### Problem to solve
When you copy the entries, match them exactly and omit the pictures.
-- Material shown follows --
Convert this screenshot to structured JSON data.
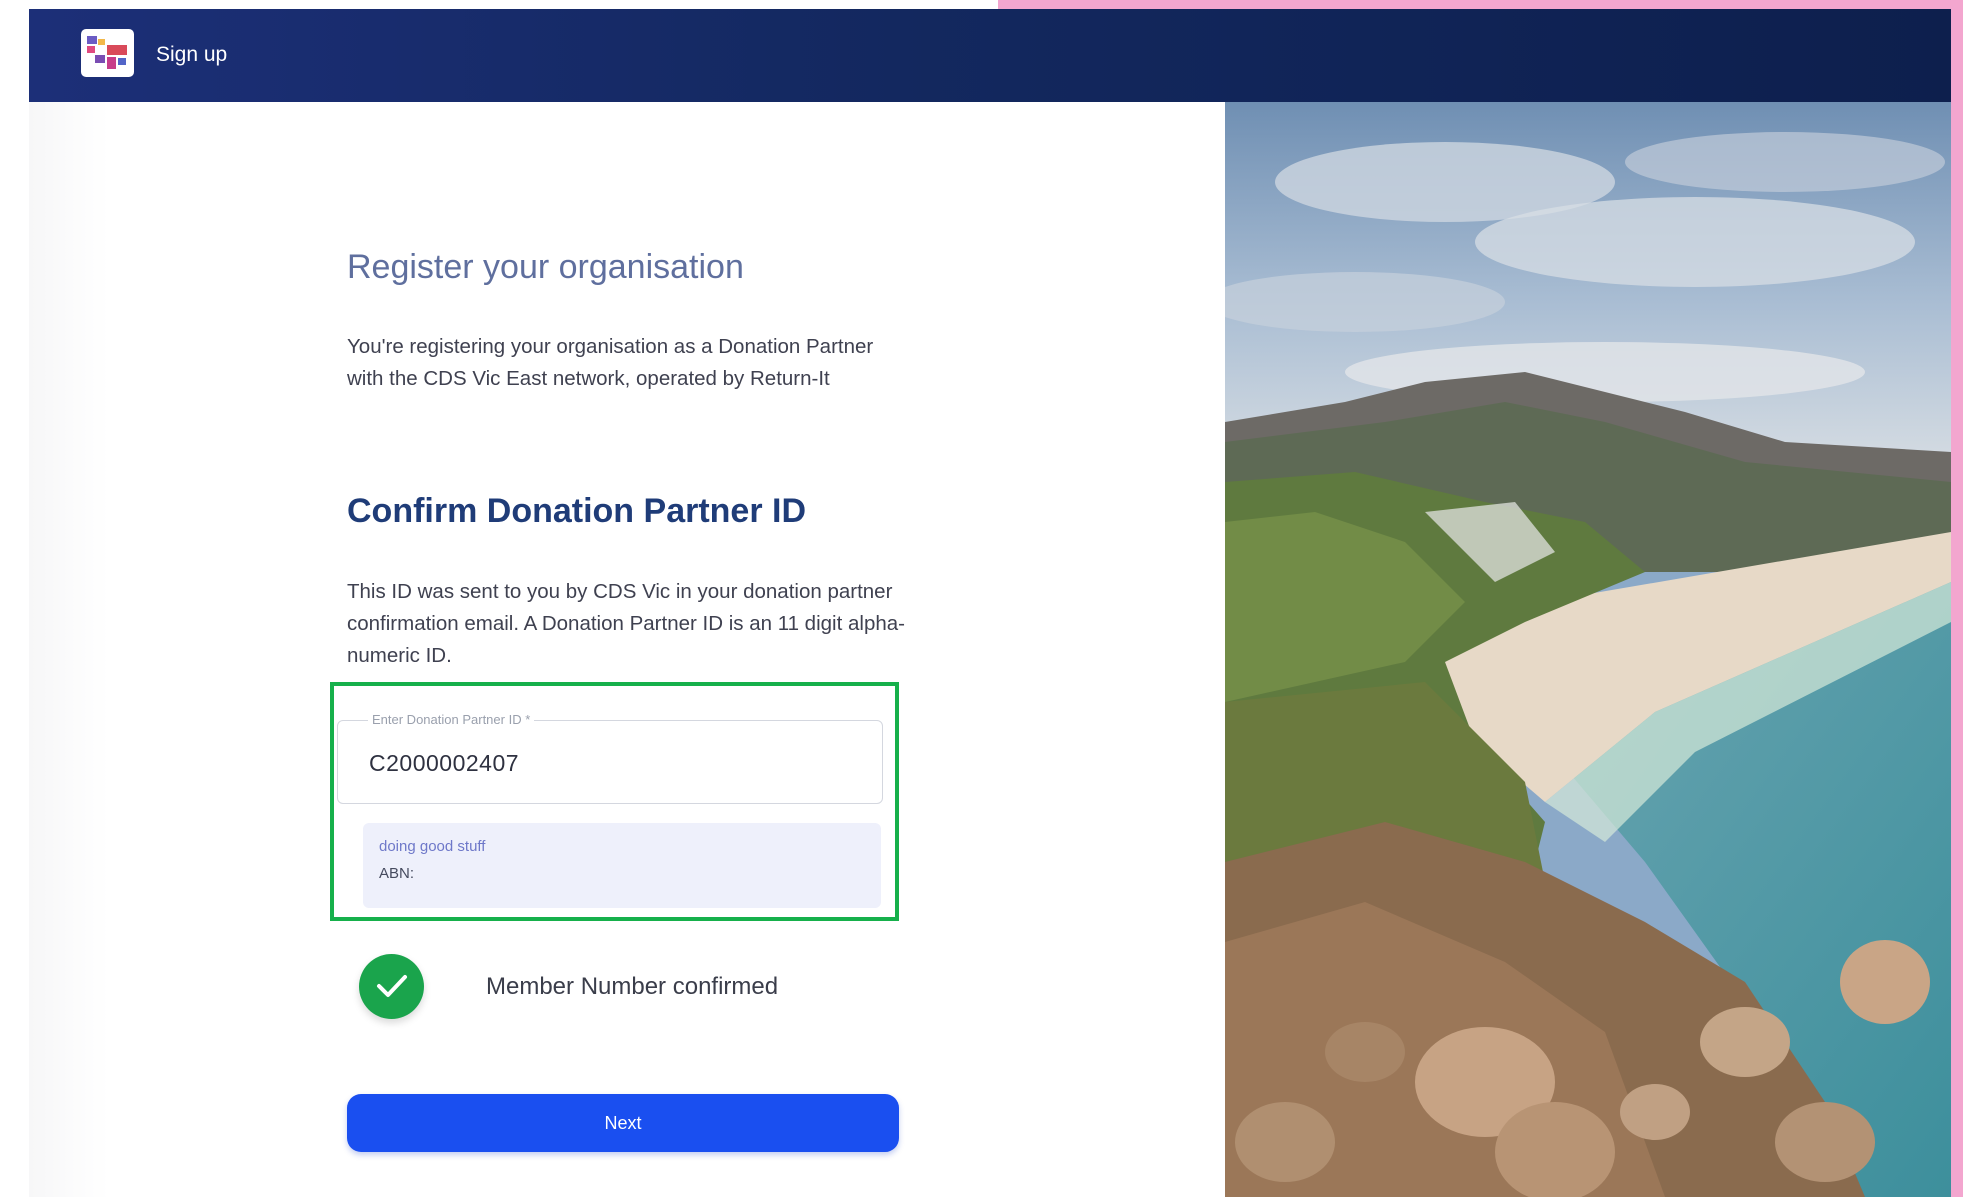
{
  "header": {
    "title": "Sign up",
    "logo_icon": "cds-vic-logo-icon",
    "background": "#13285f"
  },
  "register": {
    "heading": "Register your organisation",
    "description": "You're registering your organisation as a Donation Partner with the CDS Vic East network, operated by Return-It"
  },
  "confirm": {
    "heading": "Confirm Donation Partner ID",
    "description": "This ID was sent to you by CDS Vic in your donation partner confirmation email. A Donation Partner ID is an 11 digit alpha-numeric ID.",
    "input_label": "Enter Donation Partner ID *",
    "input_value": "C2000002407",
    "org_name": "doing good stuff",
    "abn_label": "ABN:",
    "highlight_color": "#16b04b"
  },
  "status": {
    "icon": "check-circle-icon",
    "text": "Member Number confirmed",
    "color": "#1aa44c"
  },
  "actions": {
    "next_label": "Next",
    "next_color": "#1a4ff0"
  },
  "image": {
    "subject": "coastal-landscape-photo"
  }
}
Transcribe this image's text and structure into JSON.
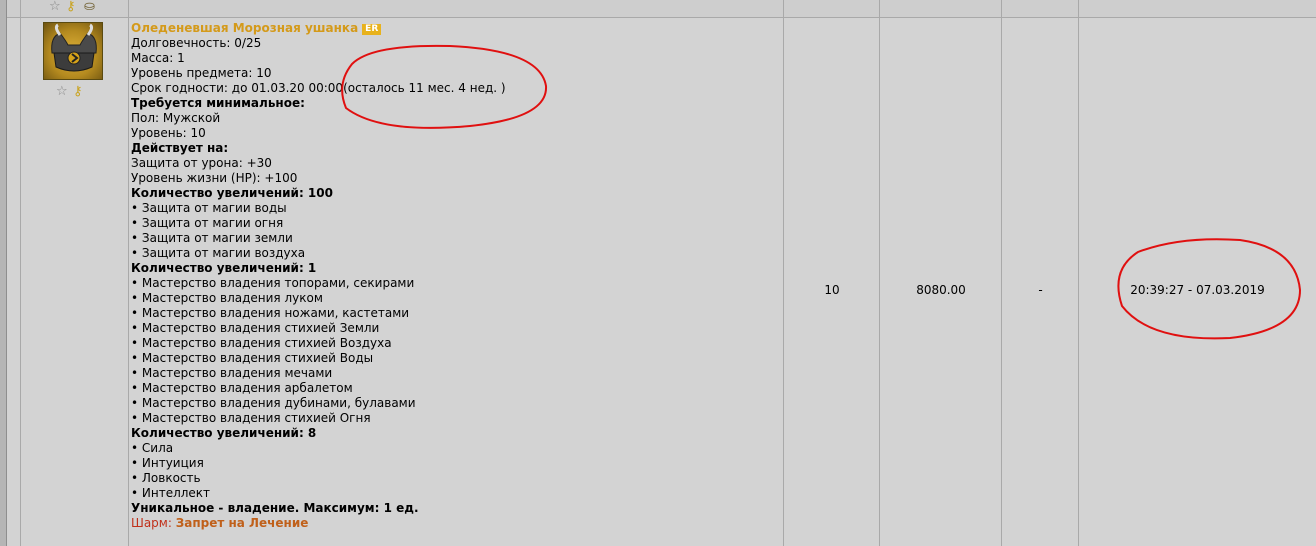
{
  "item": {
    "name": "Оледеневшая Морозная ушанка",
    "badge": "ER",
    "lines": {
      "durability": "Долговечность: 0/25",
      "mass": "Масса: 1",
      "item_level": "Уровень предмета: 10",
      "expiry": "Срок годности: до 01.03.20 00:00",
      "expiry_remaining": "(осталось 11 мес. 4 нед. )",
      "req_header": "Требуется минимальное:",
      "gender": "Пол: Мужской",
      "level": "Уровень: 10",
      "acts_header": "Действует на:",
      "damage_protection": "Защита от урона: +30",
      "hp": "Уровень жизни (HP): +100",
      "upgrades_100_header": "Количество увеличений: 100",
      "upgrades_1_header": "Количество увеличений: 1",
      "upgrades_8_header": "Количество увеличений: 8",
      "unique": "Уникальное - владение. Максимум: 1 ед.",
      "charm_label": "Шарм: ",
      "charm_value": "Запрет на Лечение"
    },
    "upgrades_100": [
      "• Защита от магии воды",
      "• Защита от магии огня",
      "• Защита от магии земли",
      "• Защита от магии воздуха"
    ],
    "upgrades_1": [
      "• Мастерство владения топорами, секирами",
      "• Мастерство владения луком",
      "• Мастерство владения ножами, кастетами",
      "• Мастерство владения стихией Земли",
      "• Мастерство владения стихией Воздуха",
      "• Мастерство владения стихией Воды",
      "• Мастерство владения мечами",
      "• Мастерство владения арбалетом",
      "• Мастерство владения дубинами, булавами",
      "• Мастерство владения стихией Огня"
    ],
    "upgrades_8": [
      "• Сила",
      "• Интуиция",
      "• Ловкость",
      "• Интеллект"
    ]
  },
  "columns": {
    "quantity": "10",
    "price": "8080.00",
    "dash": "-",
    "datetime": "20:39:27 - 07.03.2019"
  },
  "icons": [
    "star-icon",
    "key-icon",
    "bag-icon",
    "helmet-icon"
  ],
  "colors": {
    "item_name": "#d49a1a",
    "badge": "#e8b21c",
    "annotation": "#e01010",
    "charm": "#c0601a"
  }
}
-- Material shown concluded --
### Result
Convert this screenshot to structured JSON data.
{
  "header": {
    "title": "Sign up",
    "logo_icon": "cds-vic-logo-icon",
    "background": "#13285f"
  },
  "register": {
    "heading": "Register your organisation",
    "description": "You're registering your organisation as a Donation Partner with the CDS Vic East network, operated by Return-It"
  },
  "confirm": {
    "heading": "Confirm Donation Partner ID",
    "description": "This ID was sent to you by CDS Vic in your donation partner confirmation email. A Donation Partner ID is an 11 digit alpha-numeric ID.",
    "input_label": "Enter Donation Partner ID *",
    "input_value": "C2000002407",
    "org_name": "doing good stuff",
    "abn_label": "ABN:",
    "highlight_color": "#16b04b"
  },
  "status": {
    "icon": "check-circle-icon",
    "text": "Member Number confirmed",
    "color": "#1aa44c"
  },
  "actions": {
    "next_label": "Next",
    "next_color": "#1a4ff0"
  },
  "image": {
    "subject": "coastal-landscape-photo"
  }
}
Transcribe this image's text and structure into JSON.
{
  "item": {
    "name": "Оледеневшая Морозная ушанка",
    "badge": "ER",
    "lines": {
      "durability": "Долговечность: 0/25",
      "mass": "Масса: 1",
      "item_level": "Уровень предмета: 10",
      "expiry": "Срок годности: до 01.03.20 00:00",
      "expiry_remaining": "(осталось 11 мес. 4 нед. )",
      "req_header": "Требуется минимальное:",
      "gender": "Пол: Мужской",
      "level": "Уровень: 10",
      "acts_header": "Действует на:",
      "damage_protection": "Защита от урона: +30",
      "hp": "Уровень жизни (HP): +100",
      "upgrades_100_header": "Количество увеличений: 100",
      "upgrades_1_header": "Количество увеличений: 1",
      "upgrades_8_header": "Количество увеличений: 8",
      "unique": "Уникальное - владение. Максимум: 1 ед.",
      "charm_label": "Шарм: ",
      "charm_value": "Запрет на Лечение"
    },
    "upgrades_100": [
      "• Защита от магии воды",
      "• Защита от магии огня",
      "• Защита от магии земли",
      "• Защита от магии воздуха"
    ],
    "upgrades_1": [
      "• Мастерство владения топорами, секирами",
      "• Мастерство владения луком",
      "• Мастерство владения ножами, кастетами",
      "• Мастерство владения стихией Земли",
      "• Мастерство владения стихией Воздуха",
      "• Мастерство владения стихией Воды",
      "• Мастерство владения мечами",
      "• Мастерство владения арбалетом",
      "• Мастерство владения дубинами, булавами",
      "• Мастерство владения стихией Огня"
    ],
    "upgrades_8": [
      "• Сила",
      "• Интуиция",
      "• Ловкость",
      "• Интеллект"
    ]
  },
  "columns": {
    "quantity": "10",
    "price": "8080.00",
    "dash": "-",
    "datetime": "20:39:27 - 07.03.2019"
  },
  "icons": [
    "star-icon",
    "key-icon",
    "bag-icon",
    "helmet-icon"
  ],
  "colors": {
    "item_name": "#d49a1a",
    "badge": "#e8b21c",
    "annotation": "#e01010",
    "charm": "#c0601a"
  }
}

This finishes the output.